[O]ne thing seems clear: the judge’s remedy will be enormously expensive and time-consuming to implement, and at a time when the number of stops is falling dramatically.
Wow. Of the many things no one saw coming, enormously expensive? How so, John?
Officers, in effect, will be untrained in the old policy, then trained in new stop-and-frisk procedures. They will be taught about racial profiling and “unconscious racial bias,” and what constitutes a stop and the legal basis for a search.
Timoney is playing on a fundamental misconception that Judge Scheindlin sought to clear up. A police officer’s authority to stop and frisk doesn’t derive from a program, but from the Supreme Court’s decision in Terry v. Ohio, and in New York, from People v. DeBour. Kelly didn’t dream it up. Bloomberg didn’t come up with it. And Judge Scheindlin can’t create it or end it. It’s the law.
So what Timoney is apparently saying is that the NYPD has trained its 35,0000 officers wrong. Terry (1968) and DeBour (1976) were the law before most of today’s cops were born. The NYPD has a whole department full of lawyers who ought to be fully capable of explaining, should the brass need an explanation, what the law is. And yet, Timoney says it will be “enormously expensive” to untrain, then retrain, the police?
Why it should be expensive to correct this relatively simple, yet flagrantly gross error, is never made clear. However, being a civic-minded fellow, and inclined to help the police whenever possible, I offer an inexpensive suggestion, free of charge.
At roll call, the sergeant tells the cops: Remember when we told you to toss anybody who piqued your interest for whatever reason, and make sure you threw at least 10 black kids against the wall every month? Well, forget it.
From now on, you can’t stop anyone unless you have a “reasonable and articulable suspicion” that he has, is or will commit a crime. And you can’t frisk ’em unless you have an objective reason to believe that he has a weapon and presents a threat to your safety. Now, be safe out there…
That wasn’t so hard. But there is still one piece to the job that Timoney claims will be a huge problem:
They will learn how to fill out a new stop-and-frisk form, with the current checkboxes replaced by a “narrative section where the officer must record, in her own words, the basis for the stop.”
Fair enough, John. This could be a deal breaker. Real words, formed into sentences, spelled sufficiently well to be read by someone else and giving rise to something resembling cognizable thought? Well, that’s a huge leap from checkboxes.
And yet, the expectation that police would be held to an actual explanation before their seizure of a person makes the CompStat tally board really isn’t too much to ask. Most cops made it through school, and can form simple sentences.
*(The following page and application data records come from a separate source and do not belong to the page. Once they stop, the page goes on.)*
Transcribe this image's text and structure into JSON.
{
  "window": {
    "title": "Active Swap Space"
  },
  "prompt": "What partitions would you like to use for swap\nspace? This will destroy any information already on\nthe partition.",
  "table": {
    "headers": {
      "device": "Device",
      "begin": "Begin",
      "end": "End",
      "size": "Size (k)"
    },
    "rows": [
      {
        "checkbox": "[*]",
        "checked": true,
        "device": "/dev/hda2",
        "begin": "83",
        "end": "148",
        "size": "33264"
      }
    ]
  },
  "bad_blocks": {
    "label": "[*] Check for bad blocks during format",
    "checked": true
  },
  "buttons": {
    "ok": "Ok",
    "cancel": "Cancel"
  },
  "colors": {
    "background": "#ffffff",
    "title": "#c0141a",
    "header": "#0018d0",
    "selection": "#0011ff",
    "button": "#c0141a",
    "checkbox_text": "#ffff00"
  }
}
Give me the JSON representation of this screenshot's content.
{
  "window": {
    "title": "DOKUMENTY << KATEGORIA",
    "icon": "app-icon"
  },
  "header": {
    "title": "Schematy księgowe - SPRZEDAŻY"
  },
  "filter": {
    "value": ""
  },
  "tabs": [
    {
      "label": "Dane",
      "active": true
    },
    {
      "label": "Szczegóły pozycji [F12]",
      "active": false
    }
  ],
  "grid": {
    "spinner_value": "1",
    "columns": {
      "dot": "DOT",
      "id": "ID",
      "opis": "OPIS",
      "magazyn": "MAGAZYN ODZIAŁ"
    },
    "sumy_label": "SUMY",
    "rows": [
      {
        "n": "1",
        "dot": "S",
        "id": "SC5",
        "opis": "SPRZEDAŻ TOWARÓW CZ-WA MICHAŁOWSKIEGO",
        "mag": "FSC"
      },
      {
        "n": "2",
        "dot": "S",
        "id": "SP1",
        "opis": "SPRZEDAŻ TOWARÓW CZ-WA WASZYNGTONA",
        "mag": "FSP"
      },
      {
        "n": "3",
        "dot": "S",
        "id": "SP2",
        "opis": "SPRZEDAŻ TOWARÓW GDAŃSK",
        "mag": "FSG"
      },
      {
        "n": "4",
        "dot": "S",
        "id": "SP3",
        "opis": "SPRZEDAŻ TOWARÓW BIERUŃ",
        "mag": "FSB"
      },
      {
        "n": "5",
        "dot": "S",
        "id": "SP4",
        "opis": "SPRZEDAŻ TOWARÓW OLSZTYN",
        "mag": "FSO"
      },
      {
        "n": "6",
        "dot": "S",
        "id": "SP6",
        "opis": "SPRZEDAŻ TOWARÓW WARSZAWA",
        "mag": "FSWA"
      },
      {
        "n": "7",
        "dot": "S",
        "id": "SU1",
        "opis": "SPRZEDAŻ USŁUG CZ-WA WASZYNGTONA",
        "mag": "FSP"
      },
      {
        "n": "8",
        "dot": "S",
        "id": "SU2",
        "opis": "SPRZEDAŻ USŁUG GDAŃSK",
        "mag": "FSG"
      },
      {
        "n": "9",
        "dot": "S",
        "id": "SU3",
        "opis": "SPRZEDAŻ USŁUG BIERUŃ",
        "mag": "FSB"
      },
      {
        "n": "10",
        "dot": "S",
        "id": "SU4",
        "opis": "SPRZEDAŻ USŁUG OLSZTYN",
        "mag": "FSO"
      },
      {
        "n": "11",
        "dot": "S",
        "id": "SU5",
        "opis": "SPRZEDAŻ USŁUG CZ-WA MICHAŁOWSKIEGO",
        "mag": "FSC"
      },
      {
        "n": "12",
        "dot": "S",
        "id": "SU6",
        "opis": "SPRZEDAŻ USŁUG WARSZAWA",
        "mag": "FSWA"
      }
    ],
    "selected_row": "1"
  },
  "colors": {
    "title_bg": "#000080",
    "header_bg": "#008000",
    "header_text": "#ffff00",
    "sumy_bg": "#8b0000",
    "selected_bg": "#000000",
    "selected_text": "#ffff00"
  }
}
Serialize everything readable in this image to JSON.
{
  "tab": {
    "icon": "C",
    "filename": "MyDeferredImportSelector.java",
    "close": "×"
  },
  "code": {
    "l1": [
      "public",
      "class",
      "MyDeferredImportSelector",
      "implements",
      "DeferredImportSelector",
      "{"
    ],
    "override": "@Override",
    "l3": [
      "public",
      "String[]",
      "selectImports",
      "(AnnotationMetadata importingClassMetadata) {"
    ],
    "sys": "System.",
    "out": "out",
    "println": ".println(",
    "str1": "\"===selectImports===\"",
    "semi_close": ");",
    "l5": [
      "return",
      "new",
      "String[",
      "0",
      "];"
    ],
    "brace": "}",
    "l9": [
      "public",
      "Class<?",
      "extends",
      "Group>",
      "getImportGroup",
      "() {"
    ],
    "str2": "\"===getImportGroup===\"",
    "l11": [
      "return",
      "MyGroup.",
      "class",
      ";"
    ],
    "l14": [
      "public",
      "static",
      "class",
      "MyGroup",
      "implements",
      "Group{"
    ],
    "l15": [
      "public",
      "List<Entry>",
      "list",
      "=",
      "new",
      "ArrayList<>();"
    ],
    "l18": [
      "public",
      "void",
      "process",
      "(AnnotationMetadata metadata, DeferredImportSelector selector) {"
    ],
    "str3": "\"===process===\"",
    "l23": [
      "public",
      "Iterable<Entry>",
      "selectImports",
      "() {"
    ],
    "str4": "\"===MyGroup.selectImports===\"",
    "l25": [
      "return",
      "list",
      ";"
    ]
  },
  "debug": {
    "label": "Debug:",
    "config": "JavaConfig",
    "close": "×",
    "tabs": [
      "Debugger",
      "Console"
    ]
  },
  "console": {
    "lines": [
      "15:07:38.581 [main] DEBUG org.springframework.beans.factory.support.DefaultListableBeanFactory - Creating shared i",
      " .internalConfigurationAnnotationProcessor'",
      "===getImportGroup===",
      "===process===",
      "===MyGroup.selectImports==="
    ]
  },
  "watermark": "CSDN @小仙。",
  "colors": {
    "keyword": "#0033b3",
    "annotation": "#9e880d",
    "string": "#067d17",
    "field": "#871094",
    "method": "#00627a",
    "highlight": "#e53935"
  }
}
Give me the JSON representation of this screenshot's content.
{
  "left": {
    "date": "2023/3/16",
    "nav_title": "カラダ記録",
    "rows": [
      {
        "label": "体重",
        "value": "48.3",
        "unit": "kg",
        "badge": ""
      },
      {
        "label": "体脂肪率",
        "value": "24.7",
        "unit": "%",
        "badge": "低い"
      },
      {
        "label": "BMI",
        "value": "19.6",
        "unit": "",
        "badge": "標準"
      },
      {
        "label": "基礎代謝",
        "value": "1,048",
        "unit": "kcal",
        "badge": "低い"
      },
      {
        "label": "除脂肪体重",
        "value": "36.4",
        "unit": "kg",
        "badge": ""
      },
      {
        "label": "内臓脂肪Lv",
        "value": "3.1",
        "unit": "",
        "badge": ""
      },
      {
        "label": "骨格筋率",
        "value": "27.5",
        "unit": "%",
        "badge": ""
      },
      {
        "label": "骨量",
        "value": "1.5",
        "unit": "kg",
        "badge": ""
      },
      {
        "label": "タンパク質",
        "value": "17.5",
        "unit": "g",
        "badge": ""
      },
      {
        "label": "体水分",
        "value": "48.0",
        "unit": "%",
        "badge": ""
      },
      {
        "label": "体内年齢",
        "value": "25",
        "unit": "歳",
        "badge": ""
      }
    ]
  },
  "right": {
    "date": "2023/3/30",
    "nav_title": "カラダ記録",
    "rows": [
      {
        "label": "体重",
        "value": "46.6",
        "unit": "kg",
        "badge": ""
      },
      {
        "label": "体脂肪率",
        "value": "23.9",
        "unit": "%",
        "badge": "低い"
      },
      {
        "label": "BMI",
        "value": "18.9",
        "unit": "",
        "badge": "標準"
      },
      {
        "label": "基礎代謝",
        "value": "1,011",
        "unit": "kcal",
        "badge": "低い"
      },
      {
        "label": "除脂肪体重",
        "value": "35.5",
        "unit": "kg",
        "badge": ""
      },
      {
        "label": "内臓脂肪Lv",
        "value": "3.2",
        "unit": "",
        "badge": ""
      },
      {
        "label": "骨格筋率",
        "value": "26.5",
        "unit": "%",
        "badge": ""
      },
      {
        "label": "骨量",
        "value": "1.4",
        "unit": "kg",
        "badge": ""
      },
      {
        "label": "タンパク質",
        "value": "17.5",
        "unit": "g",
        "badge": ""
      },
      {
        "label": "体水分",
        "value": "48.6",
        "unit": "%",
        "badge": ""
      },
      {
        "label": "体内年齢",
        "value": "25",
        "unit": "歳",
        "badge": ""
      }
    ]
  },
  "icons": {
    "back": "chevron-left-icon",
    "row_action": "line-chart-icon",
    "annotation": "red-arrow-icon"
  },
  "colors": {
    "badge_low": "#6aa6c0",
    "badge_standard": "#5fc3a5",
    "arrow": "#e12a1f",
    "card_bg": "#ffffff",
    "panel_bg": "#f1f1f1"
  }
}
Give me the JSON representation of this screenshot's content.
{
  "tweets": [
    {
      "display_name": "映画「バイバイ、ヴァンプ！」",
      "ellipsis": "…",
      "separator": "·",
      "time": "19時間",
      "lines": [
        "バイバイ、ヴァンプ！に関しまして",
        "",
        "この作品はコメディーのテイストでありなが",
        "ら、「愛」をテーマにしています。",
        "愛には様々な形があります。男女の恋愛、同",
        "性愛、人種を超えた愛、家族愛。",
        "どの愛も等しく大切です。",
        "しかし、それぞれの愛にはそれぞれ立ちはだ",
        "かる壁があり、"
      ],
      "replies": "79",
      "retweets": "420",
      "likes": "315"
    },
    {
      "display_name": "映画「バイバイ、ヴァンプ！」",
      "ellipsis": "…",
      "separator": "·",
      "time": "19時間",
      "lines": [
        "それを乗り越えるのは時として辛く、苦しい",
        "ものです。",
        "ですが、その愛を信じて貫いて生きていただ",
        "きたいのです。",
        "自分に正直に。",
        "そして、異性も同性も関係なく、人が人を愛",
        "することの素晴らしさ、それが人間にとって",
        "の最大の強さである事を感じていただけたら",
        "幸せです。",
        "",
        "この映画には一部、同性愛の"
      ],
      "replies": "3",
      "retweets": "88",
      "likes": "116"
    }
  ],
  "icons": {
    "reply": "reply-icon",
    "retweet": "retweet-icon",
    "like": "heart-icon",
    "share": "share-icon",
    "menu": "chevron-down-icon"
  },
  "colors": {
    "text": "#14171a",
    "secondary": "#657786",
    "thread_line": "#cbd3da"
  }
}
Most can use words that actually explain why they took actions that made other people’s lives miserable, even if they would rather chalk it up to the old standard, “furtive movements.”
This doesn’t mean that they can’t make up a reason, just as they did when the used the check-off boxes, but only that they now have to write it out long-hand. Is that too taxing for the cops, John?
Rather than play the game of addressing the stop & frisk spin, however, the fundamental point made by Judge Scheindlin, which Timoney works hard to ignore, is that the Constitution wasn’t crafted to make the cops’ job easier, but to provide a floor below which a cop can’t go. Of course it would be more effective for police to search anyone at will for any reason or no reason, whether their bodies or homes, but that’s not the point of the Constitution or the Floyd decision.
So will it cost the city a bundle to teach cops how to write “furtive” longhand? Perhaps, but on the bright side, the time lost to police productivity by forcing them to write their reasons out in narrative form means that they won’t be out on the street randomly throwing black kids against walls. A cost, sure, but one the public can well afford.
Enjoy Bahrain, John. I suspect it’s your kind of place.